May 25, 2017
It was mid-2007 when like most millennial engineers, I felt the urge for an MBA adventure and decided to write GMAT, around a time when finding right books used to be a tough task, and some were hard to find in India at all. It was this adversity that made me turn to online. And eventually, I made my first online purchase on eBay, late 2007. Yes, I do represent the generation of online shoppers whose first purchase was a book. It was a $17 book and I paid the almost equal amount for shipping and it took 20 days to reach from the USA.
It was in those days when online shopping was synonymous with books, eBay and Amazon.
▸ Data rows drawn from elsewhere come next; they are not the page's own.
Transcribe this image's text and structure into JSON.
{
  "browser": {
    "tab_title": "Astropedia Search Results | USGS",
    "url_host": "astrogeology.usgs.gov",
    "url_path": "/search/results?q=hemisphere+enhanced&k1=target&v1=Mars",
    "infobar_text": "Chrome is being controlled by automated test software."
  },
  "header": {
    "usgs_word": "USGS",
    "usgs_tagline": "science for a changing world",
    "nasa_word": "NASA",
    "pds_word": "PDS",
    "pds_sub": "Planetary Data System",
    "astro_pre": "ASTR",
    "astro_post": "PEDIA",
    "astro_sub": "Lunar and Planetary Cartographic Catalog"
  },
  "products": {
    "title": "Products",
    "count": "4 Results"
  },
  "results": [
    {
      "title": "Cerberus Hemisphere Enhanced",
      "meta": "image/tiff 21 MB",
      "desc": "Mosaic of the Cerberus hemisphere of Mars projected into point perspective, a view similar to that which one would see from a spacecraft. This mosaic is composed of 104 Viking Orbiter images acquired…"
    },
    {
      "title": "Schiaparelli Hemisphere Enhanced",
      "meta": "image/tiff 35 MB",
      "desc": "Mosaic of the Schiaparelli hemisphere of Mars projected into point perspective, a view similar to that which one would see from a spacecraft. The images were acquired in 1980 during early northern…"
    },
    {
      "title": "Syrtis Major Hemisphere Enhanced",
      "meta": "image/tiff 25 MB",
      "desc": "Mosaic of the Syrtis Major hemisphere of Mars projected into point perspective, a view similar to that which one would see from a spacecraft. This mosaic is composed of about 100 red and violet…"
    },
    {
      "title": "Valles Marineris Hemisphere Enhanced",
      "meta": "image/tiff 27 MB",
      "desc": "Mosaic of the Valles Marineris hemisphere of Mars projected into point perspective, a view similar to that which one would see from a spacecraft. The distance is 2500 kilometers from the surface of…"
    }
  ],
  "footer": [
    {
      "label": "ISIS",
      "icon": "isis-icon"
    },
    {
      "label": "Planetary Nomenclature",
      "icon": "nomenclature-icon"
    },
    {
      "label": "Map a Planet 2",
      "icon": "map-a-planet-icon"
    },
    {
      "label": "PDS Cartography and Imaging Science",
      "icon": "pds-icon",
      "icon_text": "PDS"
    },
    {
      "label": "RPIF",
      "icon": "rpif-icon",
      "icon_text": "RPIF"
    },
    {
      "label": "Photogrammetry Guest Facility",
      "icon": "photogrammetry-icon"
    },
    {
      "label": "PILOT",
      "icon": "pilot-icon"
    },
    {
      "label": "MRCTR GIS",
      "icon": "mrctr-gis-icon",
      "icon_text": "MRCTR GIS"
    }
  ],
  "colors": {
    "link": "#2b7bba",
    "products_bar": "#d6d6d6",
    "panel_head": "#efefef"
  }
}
Not that there were no platforms in India but were a few like Indiaplaza, Indiatimes, Baazi, etc. but they didn’t succeed in moving as many buyers online as they could potentially have. As a result, they together couldn’t make a dent to brick & mortar retail nor could they change the buying behaviour of their targeted urban consumers, and by the end of the first decade of their existence, they started to vanish. Therefore, in hindsight story sounds similar and so the saying, then Nokia CEO said, “We didn’t do anything wrong, but somehow we lost it.”
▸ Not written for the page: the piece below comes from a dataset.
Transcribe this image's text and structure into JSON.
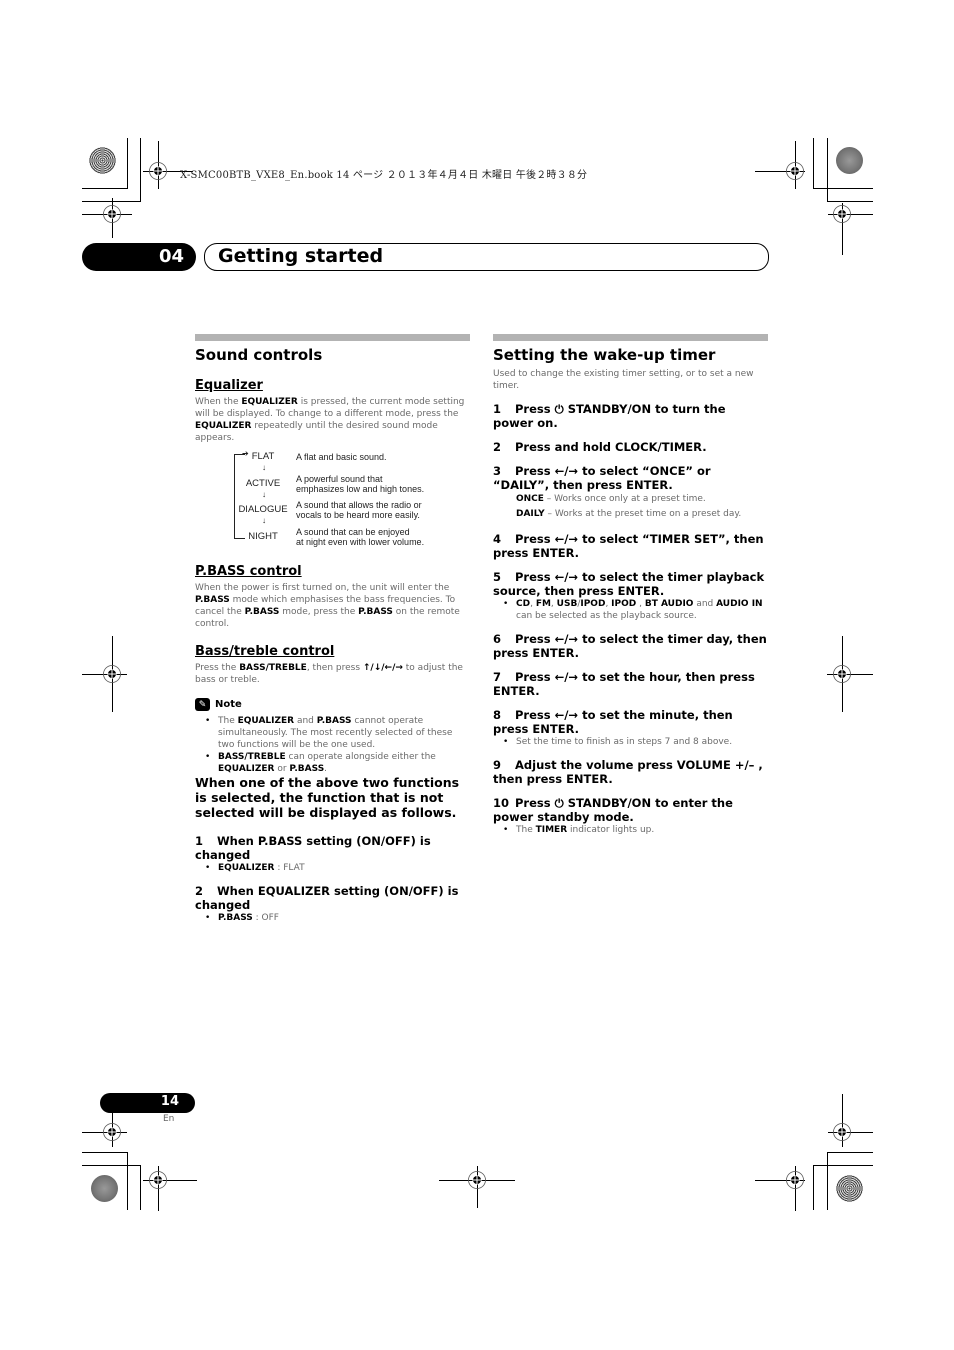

2011, beginning of the new decade, marks a new threshold of India’s e-commerce story, when new set of players emerged out of India to claim their pie of Country’s then over $450 bn retail market, and soon to be followed by the foreign majors thus marking the beginning of the most exciting phase in India’s retail history, 2011-2020. The first half (2011-’15) of which is heavily invested in adoption by incentivizing shoppers with better pricing and matching or bettering overall service delivery as compared to their brick and mortar counterparts, certainly at huge cost and financial drainage on their balance sheets.
Interestingly, the second half of the decade begins with an INTERVAL, 2016! The year that marks the beginning of the end of aggressive growth with irrational discounting. sluggish growth, unjustifiable unit economics, no path to profitability, cautious investors, lack of easy funds brings the phase of consolidation, fixing the balance sheet and more importantly getting the business model right while still keep bettering customer experience. As shoppers evolve they start looking for more value online than just discounts, a problem that all e-commerce players trying hard to fix.
So, where the next wave of growth for the sector will come from? Today for all big e-commerce platforms, over half of their sales comes from just one product, mobile phone. If you add fashion, 3/4th of GMV are just two categories. Positive though is these categories got adoptions to online, but limited category adoption will certainly limit the growth for the sector.
There are some very high potential categories that have not been tapped well for online, one like home appliances. The reason, on the face of it, looks to be the shortcoming of the channel, the touch, feel etc. But we said same for fashion a few years back, and then we had some vertical platform like MYNTRA addressing consumer needs the right way and making significant in-roads in its category. Home appliances, which is the biggest market in India after mobiles, remains vastly untapped in online and owned by brick & mortar so far.
This is major because there’s a structural issue, most big e-commerce companies operating in India started out to do commerce in two broad categories, apart from books are 1.Electronics (mobile, camera etc) 2. Fashion, and their entire model is built around listing and selling commodities. But a washing machine or a refrigerator is no commodity it is highly service-sensitive, have longer lifecycle, hence a very high involvement purchase.
That’s where there is a need for a vertical platform, built to solve for home appliances consumers at every stage of buying journey and lifecycle support. HomeYantra is a step in that direction. A team of very passionate young folks with years of experience in appliances and E-commerce have come together to build first of its kind intelligent platform in India, with just one promise, to make HomeYantra a one stop shop for all home appliance needs.
Like HomeYantra the next wave of growth in India’s e-commerce will be fueled by vertical platforms, built to solve category specific problems end to end. While horizontal platforms will continue to drive event based sales, vertical platforms will lead making a dent in established, offline heavy categories and expand the scope of e-commerce in India.
– Khushnud Khan Co-Founder & CEO, Homeyantra